Jam Tracks tips

Use these tips to nav­i­gate our bonus back­ing tracks

Guitar Techniques - - INTRO -

➊ B mi­nor blues

We start with a blues jam in the key of B mi­nor, with a ba­sic turn­around pro­gres­sion sim­i­lar to that of the BB King clas­sic, The Thrill Is Gone. Use B Mi­nor Pen­ta­tonic (B-D-E-F#-A), B Mi­nor (B-C#-D-E-F#-G-A) and B Har­monic Mi­nor (B-C#-D-E-F#G-A#) as your go-to scales. Ar­peg­gios: Bm (B-D-F#), Em (E-G-B), Gmaj7 (G-B-D-F#) and F#7 (F#-A#-C#-E).

➋ Acous­tic blues (G)

Here’s a fun raw and acous­tic blues in G. It ba­si­cally riffs in G and then oc­ca­sion­ally goes up to the IV chord (C). Use G Mi­nor Pen­ta­tonic Bb- (G- C-D-F) and G Mi­nor blues Bb- scale (G- C-C#-D-F) for a start - and then try mix­ing in some G Ma­jor Pen­ta­tonic (G-A-B-D-E) for a more Mixoly­dian sound.

➌ G whole tone jam

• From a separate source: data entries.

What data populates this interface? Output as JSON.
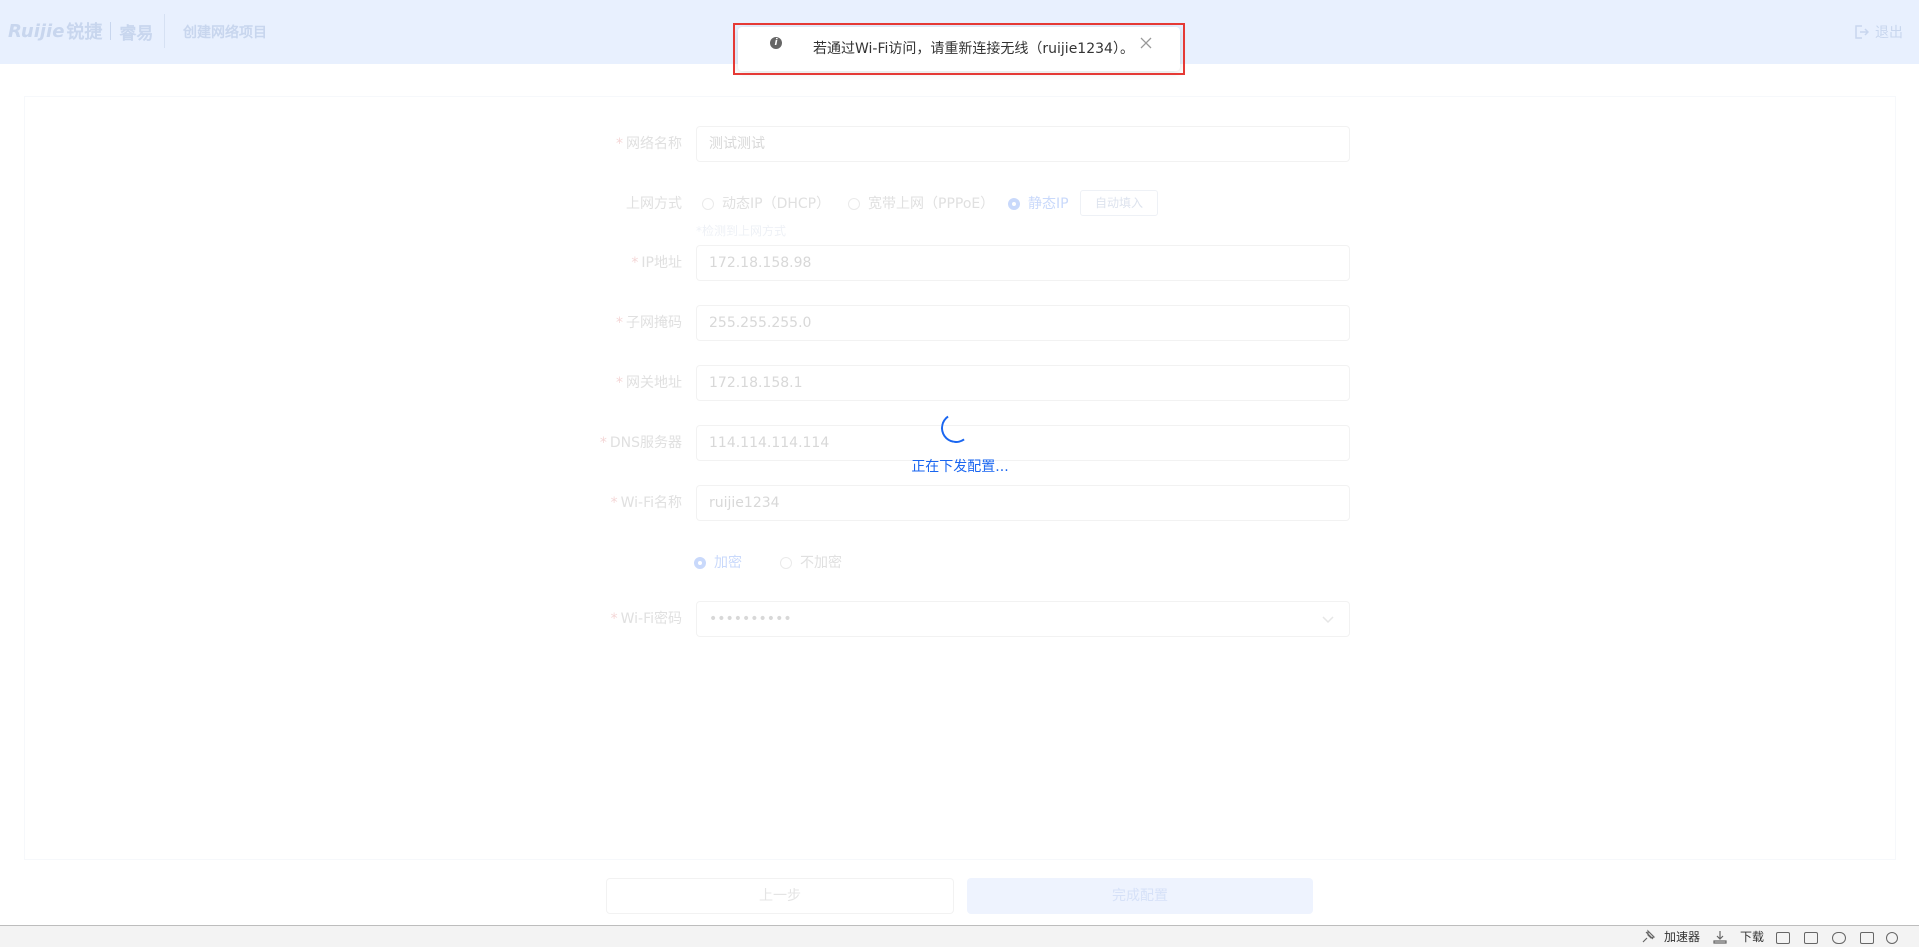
{
  "header": {
    "logo_brand": "Ruijie",
    "logo_brand_cn": "锐捷",
    "logo_sub": "睿易",
    "project_title": "创建网络项目",
    "logout_label": "退出"
  },
  "form": {
    "network_name": {
      "label": "网络名称",
      "value": "测试测试"
    },
    "internet_mode": {
      "label": "上网方式",
      "options": [
        "动态IP（DHCP）",
        "宽带上网（PPPoE）",
        "静态IP"
      ],
      "selected": "静态IP",
      "auto_fill_button": "自动填入",
      "hint": "*检测到上网方式"
    },
    "ip_address": {
      "label": "IP地址",
      "value": "172.18.158.98"
    },
    "subnet_mask": {
      "label": "子网掩码",
      "value": "255.255.255.0"
    },
    "gateway": {
      "label": "网关地址",
      "value": "172.18.158.1"
    },
    "dns_server": {
      "label": "DNS服务器",
      "value": "114.114.114.114"
    },
    "wifi_name": {
      "label": "Wi-Fi名称",
      "value": "ruijie1234"
    },
    "encryption": {
      "options": [
        "加密",
        "不加密"
      ],
      "selected": "加密"
    },
    "wifi_password": {
      "label": "Wi-Fi密码",
      "value": "••••••••••"
    }
  },
  "loading": {
    "text": "正在下发配置..."
  },
  "footer": {
    "prev_button": "上一步",
    "finish_button": "完成配置"
  },
  "toast": {
    "message": "若通过Wi-Fi访问，请重新连接无线（ruijie1234）。"
  },
  "statusbar": {
    "accelerator": "加速器",
    "download": "下载"
  },
  "colors": {
    "accent": "#1a66f0",
    "highlight": "#e53935",
    "header_bg": "#e8f0fe"
  }
}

This quirky one is based en­tirely on the sym­met­ri­cal Whole-Tone scale (G-A-B-C#-D#-F), with G as the root note. Try find­ing cool pat­terns and licks to move up and down in whole tones – or even in ma­jor 3rds (which equals two whole tones). The Whole-Tone scale is com­pletely sym­met­ri­cal, so you can eas­ily move your ideas round sym­met­ri­cally.

➍ II-V-I jazz prac­tice (F)

This jam - in the pop­u­lar jazz key of F - has no guitar comp­ing (just a sub­tle or­gan), leaving lots of space for you to play licks, throw in part chords or even try a chord solo! In the­ory, you can play F Ma­jor scale Bb- (F-G-A- C-D-E) all over it, but do get to know the main ar­peg­gios Bb- too: Gm7 (G- D-F); C7 (C-E-GBb); and Fmaj7 (F-A-C-E). And, as al­ways, happy jam­ming!

Jam tracks by Ja­cob Quist­gaard. For free scale maps and hun­dreds more tracks, visit www.quis­torama.com. You can also sub­scribe to www.youtube. com/QuistTV to get all the lat­est tracks and licks. Or find Quist and his jam tracks on Twit­ter, In­sta­gram and Face­book.

Use track 2 to try your John Butler acous­tic blues ideas

Newspapers in English

Newspapers from Australia

© PressReader. All rights reserved.